— EXTRACTED MATERIAL —
************
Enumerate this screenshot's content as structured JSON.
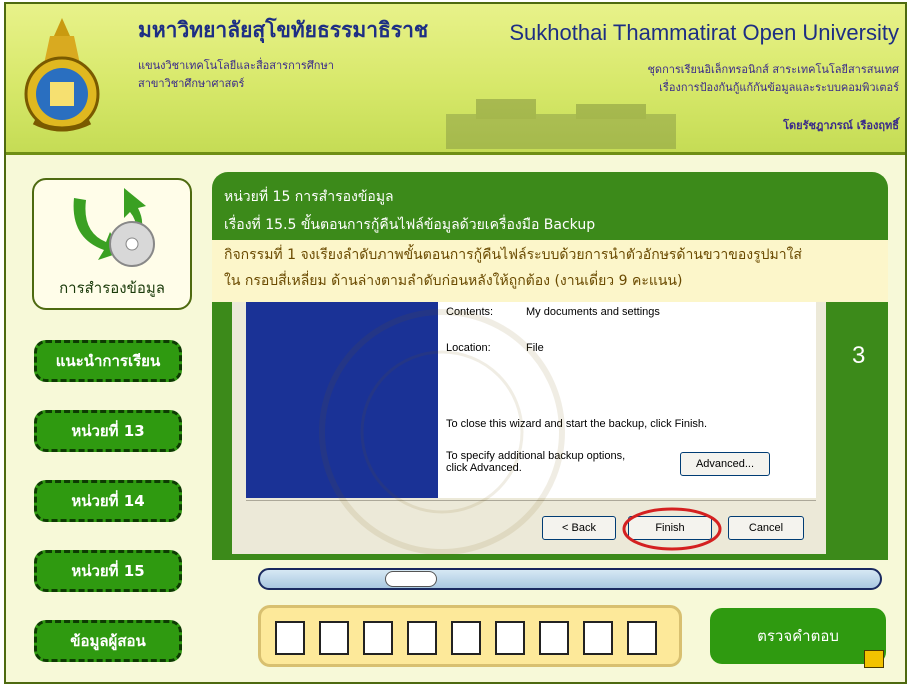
{
  "header": {
    "university_th": "มหาวิทยาลัยสุโขทัยธรรมาธิราช",
    "faculty_th_1": "แขนงวิชาเทคโนโลยีและสื่อสารการศึกษา",
    "faculty_th_2": "สาขาวิชาศึกษาศาสตร์",
    "university_en": "Sukhothai Thammatirat Open University",
    "course_1": "ชุดการเรียนอิเล็กทรอนิกส์ สาระเทคโนโลยีสารสนเทศ",
    "course_2": "เรื่องการป้องกันกู้แก้กันข้อมูลและระบบคอมพิวเตอร์",
    "author": "โดยรัชฎาภรณ์ เรืองฤทธิ์"
  },
  "sidebar": {
    "card_label": "การสำรองข้อมูล",
    "items": [
      {
        "label": "แนะนำการเรียน"
      },
      {
        "label": "หน่วยที่ 13"
      },
      {
        "label": "หน่วยที่ 14"
      },
      {
        "label": "หน่วยที่ 15"
      },
      {
        "label": "ข้อมูลผู้สอน"
      }
    ]
  },
  "content": {
    "unit_title": "หน่วยที่ 15 การสำรองข้อมูล",
    "topic": "เรื่องที่ 15.5 ขั้นตอนการกู้คืนไฟล์ข้อมูลด้วยเครื่องมือ Backup",
    "activity_line1": "กิจกรรมที่ 1 จงเรียงลำดับภาพขั้นตอนการกู้คืนไฟล์ระบบด้วยการนำตัวอักษรด้านขวาของรูปมาใส่",
    "activity_line2": "ใน กรอบสี่เหลี่ยม ด้านล่างตามลำดับก่อนหลังให้ถูกต้อง (งานเดี่ยว 9 คะแนน)",
    "image_number": "3"
  },
  "wizard": {
    "contents_label": "Contents:",
    "contents_value": "My documents and settings",
    "location_label": "Location:",
    "location_value": "File",
    "close_text": "To close this wizard and start the backup, click Finish.",
    "advanced_text_1": "To specify additional backup options,",
    "advanced_text_2": "click Advanced.",
    "advanced_button": "Advanced...",
    "back_button": "< Back",
    "finish_button": "Finish",
    "cancel_button": "Cancel"
  },
  "progress": {
    "value": 0.22
  },
  "answer": {
    "slots": [
      "",
      "",
      "",
      "",
      "",
      "",
      "",
      "",
      ""
    ]
  },
  "check_button": "ตรวจคำตอบ",
  "colors": {
    "nav_green": "#2f9a10",
    "panel_green": "#3c8a1a",
    "header_yellow": "#d7e86a",
    "highlight_red": "#d42020"
  },
  "icons": [
    "university-seal-icon",
    "backup-disc-icon",
    "speaker-icon"
  ]
}
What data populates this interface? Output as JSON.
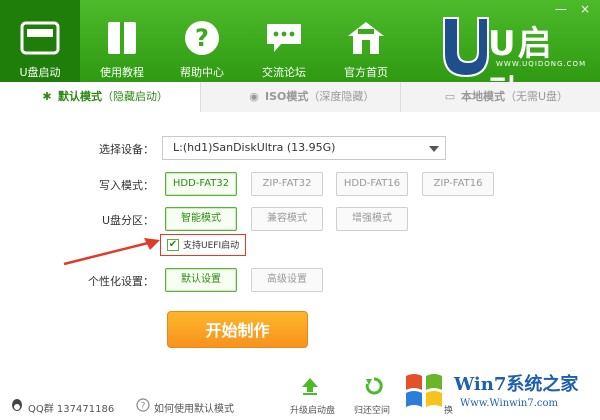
{
  "window": {
    "minimize_glyph": "—",
    "close_glyph": "×"
  },
  "nav": [
    {
      "label": "U盘启动",
      "icon": "usb-drive-icon",
      "active": true
    },
    {
      "label": "使用教程",
      "icon": "book-icon",
      "active": false
    },
    {
      "label": "帮助中心",
      "icon": "help-icon",
      "active": false
    },
    {
      "label": "交流论坛",
      "icon": "chat-bubble-icon",
      "active": false
    },
    {
      "label": "官方首页",
      "icon": "home-icon",
      "active": false
    }
  ],
  "logo": {
    "text": "U启动",
    "url": "WWW.UQIDONG.COM"
  },
  "tabs": [
    {
      "icon": "tools-icon",
      "label": "默认模式",
      "hint": "（隐藏启动）",
      "active": true
    },
    {
      "icon": "disc-icon",
      "label": "ISO模式",
      "hint": "（深度隐藏）",
      "active": false
    },
    {
      "icon": "monitor-icon",
      "label": "本地模式",
      "hint": "（无需U盘）",
      "active": false
    }
  ],
  "form": {
    "device_label": "选择设备：",
    "device_value": "L:(hd1)SanDiskUltra (13.95G)",
    "write_label": "写入模式：",
    "write_options": [
      "HDD-FAT32",
      "ZIP-FAT32",
      "HDD-FAT16",
      "ZIP-FAT16"
    ],
    "partition_label": "U盘分区：",
    "partition_options": [
      "智能模式",
      "兼容模式",
      "增强模式"
    ],
    "uefi_label": "支持UEFI启动",
    "uefi_checked": true,
    "personal_label": "个性化设置：",
    "personal_options": [
      "默认设置",
      "高级设置"
    ]
  },
  "start_button": "开始制作",
  "bottom": {
    "qq": "QQ群 137471186",
    "howto": "如何使用默认模式",
    "upgrade": "升级启动盘",
    "restore": "归还空间",
    "watermark_main": "Win7系统之家",
    "watermark_url": "Www.Winwin7.com",
    "partial_label": "换"
  },
  "colors": {
    "header": "#3aa91a",
    "accent": "#2d8a13",
    "start": "#f7931e",
    "arrow": "#e03a2a"
  }
}
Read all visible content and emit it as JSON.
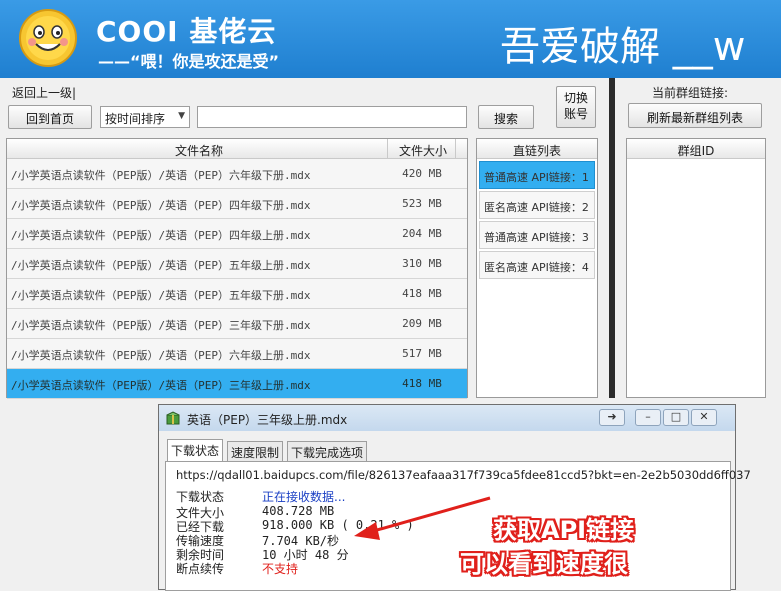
{
  "header": {
    "brand": "COOI 基佬云",
    "slogan": "——“喂！你是攻还是受”",
    "watermark": "吾爱破解 __w"
  },
  "nav": {
    "back_label": "返回上一级|",
    "home_label": "回到首页",
    "sort_value": "按时间排序",
    "search_value": "",
    "search_label": "搜索",
    "switch_label": "切换账号"
  },
  "files": {
    "columns": [
      "文件名称",
      "文件大小"
    ],
    "rows": [
      {
        "name": "/小学英语点读软件（PEP版）/英语（PEP）六年级下册.mdx",
        "size": "420 MB"
      },
      {
        "name": "/小学英语点读软件（PEP版）/英语（PEP）四年级下册.mdx",
        "size": "523 MB"
      },
      {
        "name": "/小学英语点读软件（PEP版）/英语（PEP）四年级上册.mdx",
        "size": "204 MB"
      },
      {
        "name": "/小学英语点读软件（PEP版）/英语（PEP）五年级上册.mdx",
        "size": "310 MB"
      },
      {
        "name": "/小学英语点读软件（PEP版）/英语（PEP）五年级下册.mdx",
        "size": "418 MB"
      },
      {
        "name": "/小学英语点读软件（PEP版）/英语（PEP）三年级下册.mdx",
        "size": "209 MB"
      },
      {
        "name": "/小学英语点读软件（PEP版）/英语（PEP）六年级上册.mdx",
        "size": "517 MB"
      },
      {
        "name": "/小学英语点读软件（PEP版）/英语（PEP）三年级上册.mdx",
        "size": "418 MB"
      }
    ]
  },
  "links": {
    "header": "直链列表",
    "items": [
      "普通高速 API链接：1",
      "匿名高速 API链接：2",
      "普通高速 API链接：3",
      "匿名高速 API链接：4"
    ]
  },
  "group": {
    "current_label": "当前群组链接:",
    "refresh_label": "刷新最新群组列表",
    "header": "群组ID"
  },
  "dialog": {
    "title": "英语（PEP）三年级上册.mdx",
    "tabs": [
      "下载状态",
      "速度限制",
      "下载完成选项"
    ],
    "url": "https://qdall01.baidupcs.com/file/826137eafaaa317f739ca5fdee81ccd5?bkt=en-2e2b5030dd6ff037",
    "status_label": "下载状态",
    "status_value": "正在接收数据...",
    "fields": [
      {
        "label": "文件大小",
        "value": "408.728  MB"
      },
      {
        "label": "已经下载",
        "value": "918.000  KB  ( 0.21 % )"
      },
      {
        "label": "传输速度",
        "value": "7.704  KB/秒"
      },
      {
        "label": "剩余时间",
        "value": "10 小时 48 分"
      }
    ],
    "resume_label": "断点续传",
    "resume_value": "不支持"
  },
  "annotation": {
    "line1": "获取API链接",
    "line2": "可以看到速度很"
  },
  "colors": {
    "banner": "#2a8ddc",
    "selected": "#33aef0",
    "status_blue": "#1a3fc4",
    "unsupported_red": "#e0201b",
    "annotation_red": "#e0201b"
  }
}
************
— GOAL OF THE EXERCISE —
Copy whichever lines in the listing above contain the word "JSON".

— TASK RESULT —
Enumerate this screenshot's content as structured JSON.
What data populates this interface? Output as JSON.
Read all visible content and emit it as JSON.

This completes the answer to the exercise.